__Work instructions__. Output the whole listing below. Keep it exact.

__Excerpted records__.
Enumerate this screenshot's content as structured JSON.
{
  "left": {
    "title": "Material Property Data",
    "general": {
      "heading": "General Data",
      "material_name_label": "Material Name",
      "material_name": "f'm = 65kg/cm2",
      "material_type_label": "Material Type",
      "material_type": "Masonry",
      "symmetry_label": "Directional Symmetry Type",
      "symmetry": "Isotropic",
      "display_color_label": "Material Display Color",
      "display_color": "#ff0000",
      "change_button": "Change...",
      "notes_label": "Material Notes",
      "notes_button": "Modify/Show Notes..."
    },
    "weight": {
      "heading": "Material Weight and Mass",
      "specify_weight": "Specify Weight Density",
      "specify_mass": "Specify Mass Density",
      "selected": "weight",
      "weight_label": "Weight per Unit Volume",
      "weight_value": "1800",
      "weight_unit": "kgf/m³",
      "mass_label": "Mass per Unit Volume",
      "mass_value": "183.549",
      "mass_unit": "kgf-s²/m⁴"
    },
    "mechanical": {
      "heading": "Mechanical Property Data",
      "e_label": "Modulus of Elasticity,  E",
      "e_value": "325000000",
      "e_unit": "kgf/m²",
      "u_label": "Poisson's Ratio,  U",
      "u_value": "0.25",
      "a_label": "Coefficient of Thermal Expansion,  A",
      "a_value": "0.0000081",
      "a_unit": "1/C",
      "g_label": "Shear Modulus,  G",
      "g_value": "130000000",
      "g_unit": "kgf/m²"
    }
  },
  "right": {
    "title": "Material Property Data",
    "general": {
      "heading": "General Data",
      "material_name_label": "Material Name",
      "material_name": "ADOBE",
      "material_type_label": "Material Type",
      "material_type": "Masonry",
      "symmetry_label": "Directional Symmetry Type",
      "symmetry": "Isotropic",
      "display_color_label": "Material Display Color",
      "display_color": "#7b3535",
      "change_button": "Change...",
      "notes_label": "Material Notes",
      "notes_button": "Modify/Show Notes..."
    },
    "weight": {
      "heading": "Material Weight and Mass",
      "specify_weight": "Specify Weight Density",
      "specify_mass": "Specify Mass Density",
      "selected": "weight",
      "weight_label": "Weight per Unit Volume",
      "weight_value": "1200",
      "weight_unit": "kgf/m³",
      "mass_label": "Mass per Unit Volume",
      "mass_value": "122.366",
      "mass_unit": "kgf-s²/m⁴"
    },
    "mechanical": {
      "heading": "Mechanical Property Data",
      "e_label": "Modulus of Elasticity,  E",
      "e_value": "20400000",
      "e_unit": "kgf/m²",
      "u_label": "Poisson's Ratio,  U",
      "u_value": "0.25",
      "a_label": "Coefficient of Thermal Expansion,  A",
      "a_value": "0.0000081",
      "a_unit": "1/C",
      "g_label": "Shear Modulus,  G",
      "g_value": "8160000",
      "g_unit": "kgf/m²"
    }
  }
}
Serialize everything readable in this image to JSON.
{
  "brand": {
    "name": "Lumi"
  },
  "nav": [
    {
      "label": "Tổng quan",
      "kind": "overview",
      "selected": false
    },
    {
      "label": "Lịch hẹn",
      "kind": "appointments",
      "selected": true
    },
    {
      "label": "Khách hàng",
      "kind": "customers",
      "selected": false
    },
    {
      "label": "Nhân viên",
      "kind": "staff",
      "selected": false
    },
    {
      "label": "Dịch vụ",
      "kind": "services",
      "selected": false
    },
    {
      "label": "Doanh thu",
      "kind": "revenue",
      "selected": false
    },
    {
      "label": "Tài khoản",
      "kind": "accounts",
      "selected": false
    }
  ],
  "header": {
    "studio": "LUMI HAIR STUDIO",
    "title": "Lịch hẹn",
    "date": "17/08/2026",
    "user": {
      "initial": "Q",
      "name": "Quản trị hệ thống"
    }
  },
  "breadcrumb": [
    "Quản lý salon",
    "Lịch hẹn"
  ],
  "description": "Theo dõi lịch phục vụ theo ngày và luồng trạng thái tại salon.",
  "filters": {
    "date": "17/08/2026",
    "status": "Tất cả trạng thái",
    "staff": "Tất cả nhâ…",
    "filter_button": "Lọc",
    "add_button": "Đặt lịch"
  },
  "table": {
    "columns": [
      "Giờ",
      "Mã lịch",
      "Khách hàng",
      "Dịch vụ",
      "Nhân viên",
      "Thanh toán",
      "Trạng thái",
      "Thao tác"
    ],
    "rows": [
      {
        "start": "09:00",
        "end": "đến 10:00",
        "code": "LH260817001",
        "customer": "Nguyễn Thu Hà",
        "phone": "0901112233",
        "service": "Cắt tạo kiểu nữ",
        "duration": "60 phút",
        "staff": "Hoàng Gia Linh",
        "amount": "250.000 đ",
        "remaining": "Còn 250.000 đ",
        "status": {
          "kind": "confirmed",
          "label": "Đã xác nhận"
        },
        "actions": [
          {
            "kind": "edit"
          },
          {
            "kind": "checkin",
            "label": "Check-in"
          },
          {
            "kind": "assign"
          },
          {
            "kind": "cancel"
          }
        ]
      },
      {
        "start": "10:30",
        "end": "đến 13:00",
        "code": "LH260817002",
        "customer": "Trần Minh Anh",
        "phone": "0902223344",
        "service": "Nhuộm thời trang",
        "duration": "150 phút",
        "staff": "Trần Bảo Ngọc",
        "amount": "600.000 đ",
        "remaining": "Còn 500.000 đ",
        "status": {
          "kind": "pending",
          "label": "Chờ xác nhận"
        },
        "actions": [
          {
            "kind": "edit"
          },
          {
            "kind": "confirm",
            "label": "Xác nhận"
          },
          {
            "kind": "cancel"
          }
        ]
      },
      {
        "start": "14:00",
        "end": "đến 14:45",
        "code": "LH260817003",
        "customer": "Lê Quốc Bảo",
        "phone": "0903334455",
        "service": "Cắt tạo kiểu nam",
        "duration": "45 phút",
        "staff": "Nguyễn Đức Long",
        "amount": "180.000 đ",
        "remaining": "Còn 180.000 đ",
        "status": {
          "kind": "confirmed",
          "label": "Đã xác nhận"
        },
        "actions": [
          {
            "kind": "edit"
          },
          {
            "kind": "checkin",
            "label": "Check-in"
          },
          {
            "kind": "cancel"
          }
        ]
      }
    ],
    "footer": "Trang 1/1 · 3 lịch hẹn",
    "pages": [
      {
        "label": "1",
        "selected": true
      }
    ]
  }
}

__Your solution__.
Enumerate this screenshot's content as structured JSON.
{
  "left": {
    "title": "Material Property Data",
    "general": {
      "heading": "General Data",
      "material_name_label": "Material Name",
      "material_name": "f'm = 65kg/cm2",
      "material_type_label": "Material Type",
      "material_type": "Masonry",
      "symmetry_label": "Directional Symmetry Type",
      "symmetry": "Isotropic",
      "display_color_label": "Material Display Color",
      "display_color": "#ff0000",
      "change_button": "Change...",
      "notes_label": "Material Notes",
      "notes_button": "Modify/Show Notes..."
    },
    "weight": {
      "heading": "Material Weight and Mass",
      "specify_weight": "Specify Weight Density",
      "specify_mass": "Specify Mass Density",
      "selected": "weight",
      "weight_label": "Weight per Unit Volume",
      "weight_value": "1800",
      "weight_unit": "kgf/m³",
      "mass_label": "Mass per Unit Volume",
      "mass_value": "183.549",
      "mass_unit": "kgf-s²/m⁴"
    },
    "mechanical": {
      "heading": "Mechanical Property Data",
      "e_label": "Modulus of Elasticity,  E",
      "e_value": "325000000",
      "e_unit": "kgf/m²",
      "u_label": "Poisson's Ratio,  U",
      "u_value": "0.25",
      "a_label": "Coefficient of Thermal Expansion,  A",
      "a_value": "0.0000081",
      "a_unit": "1/C",
      "g_label": "Shear Modulus,  G",
      "g_value": "130000000",
      "g_unit": "kgf/m²"
    }
  },
  "right": {
    "title": "Material Property Data",
    "general": {
      "heading": "General Data",
      "material_name_label": "Material Name",
      "material_name": "ADOBE",
      "material_type_label": "Material Type",
      "material_type": "Masonry",
      "symmetry_label": "Directional Symmetry Type",
      "symmetry": "Isotropic",
      "display_color_label": "Material Display Color",
      "display_color": "#7b3535",
      "change_button": "Change...",
      "notes_label": "Material Notes",
      "notes_button": "Modify/Show Notes..."
    },
    "weight": {
      "heading": "Material Weight and Mass",
      "specify_weight": "Specify Weight Density",
      "specify_mass": "Specify Mass Density",
      "selected": "weight",
      "weight_label": "Weight per Unit Volume",
      "weight_value": "1200",
      "weight_unit": "kgf/m³",
      "mass_label": "Mass per Unit Volume",
      "mass_value": "122.366",
      "mass_unit": "kgf-s²/m⁴"
    },
    "mechanical": {
      "heading": "Mechanical Property Data",
      "e_label": "Modulus of Elasticity,  E",
      "e_value": "20400000",
      "e_unit": "kgf/m²",
      "u_label": "Poisson's Ratio,  U",
      "u_value": "0.25",
      "a_label": "Coefficient of Thermal Expansion,  A",
      "a_value": "0.0000081",
      "a_unit": "1/C",
      "g_label": "Shear Modulus,  G",
      "g_value": "8160000",
      "g_unit": "kgf/m²"
    }
  }
}
Serialize everything readable in this image to JSON.
{
  "brand": {
    "name": "Lumi"
  },
  "nav": [
    {
      "label": "Tổng quan",
      "kind": "overview",
      "selected": false
    },
    {
      "label": "Lịch hẹn",
      "kind": "appointments",
      "selected": true
    },
    {
      "label": "Khách hàng",
      "kind": "customers",
      "selected": false
    },
    {
      "label": "Nhân viên",
      "kind": "staff",
      "selected": false
    },
    {
      "label": "Dịch vụ",
      "kind": "services",
      "selected": false
    },
    {
      "label": "Doanh thu",
      "kind": "revenue",
      "selected": false
    },
    {
      "label": "Tài khoản",
      "kind": "accounts",
      "selected": false
    }
  ],
  "header": {
    "studio": "LUMI HAIR STUDIO",
    "title": "Lịch hẹn",
    "date": "17/08/2026",
    "user": {
      "initial": "Q",
      "name": "Quản trị hệ thống"
    }
  },
  "breadcrumb": [
    "Quản lý salon",
    "Lịch hẹn"
  ],
  "description": "Theo dõi lịch phục vụ theo ngày và luồng trạng thái tại salon.",
  "filters": {
    "date": "17/08/2026",
    "status": "Tất cả trạng thái",
    "staff": "Tất cả nhâ…",
    "filter_button": "Lọc",
    "add_button": "Đặt lịch"
  },
  "table": {
    "columns": [
      "Giờ",
      "Mã lịch",
      "Khách hàng",
      "Dịch vụ",
      "Nhân viên",
      "Thanh toán",
      "Trạng thái",
      "Thao tác"
    ],
    "rows": [
      {
        "start": "09:00",
        "end": "đến 10:00",
        "code": "LH260817001",
        "customer": "Nguyễn Thu Hà",
        "phone": "0901112233",
        "service": "Cắt tạo kiểu nữ",
        "duration": "60 phút",
        "staff": "Hoàng Gia Linh",
        "amount": "250.000 đ",
        "remaining": "Còn 250.000 đ",
        "status": {
          "kind": "confirmed",
          "label": "Đã xác nhận"
        },
        "actions": [
          {
            "kind": "edit"
          },
          {
            "kind": "checkin",
            "label": "Check-in"
          },
          {
            "kind": "assign"
          },
          {
            "kind": "cancel"
          }
        ]
      },
      {
        "start": "10:30",
        "end": "đến 13:00",
        "code": "LH260817002",
        "customer": "Trần Minh Anh",
        "phone": "0902223344",
        "service": "Nhuộm thời trang",
        "duration": "150 phút",
        "staff": "Trần Bảo Ngọc",
        "amount": "600.000 đ",
        "remaining": "Còn 500.000 đ",
        "status": {
          "kind": "pending",
          "label": "Chờ xác nhận"
        },
        "actions": [
          {
            "kind": "edit"
          },
          {
            "kind": "confirm",
            "label": "Xác nhận"
          },
          {
            "kind": "cancel"
          }
        ]
      },
      {
        "start": "14:00",
        "end": "đến 14:45",
        "code": "LH260817003",
        "customer": "Lê Quốc Bảo",
        "phone": "0903334455",
        "service": "Cắt tạo kiểu nam",
        "duration": "45 phút",
        "staff": "Nguyễn Đức Long",
        "amount": "180.000 đ",
        "remaining": "Còn 180.000 đ",
        "status": {
          "kind": "confirmed",
          "label": "Đã xác nhận"
        },
        "actions": [
          {
            "kind": "edit"
          },
          {
            "kind": "checkin",
            "label": "Check-in"
          },
          {
            "kind": "cancel"
          }
        ]
      }
    ],
    "footer": "Trang 1/1 · 3 lịch hẹn",
    "pages": [
      {
        "label": "1",
        "selected": true
      }
    ]
  }
}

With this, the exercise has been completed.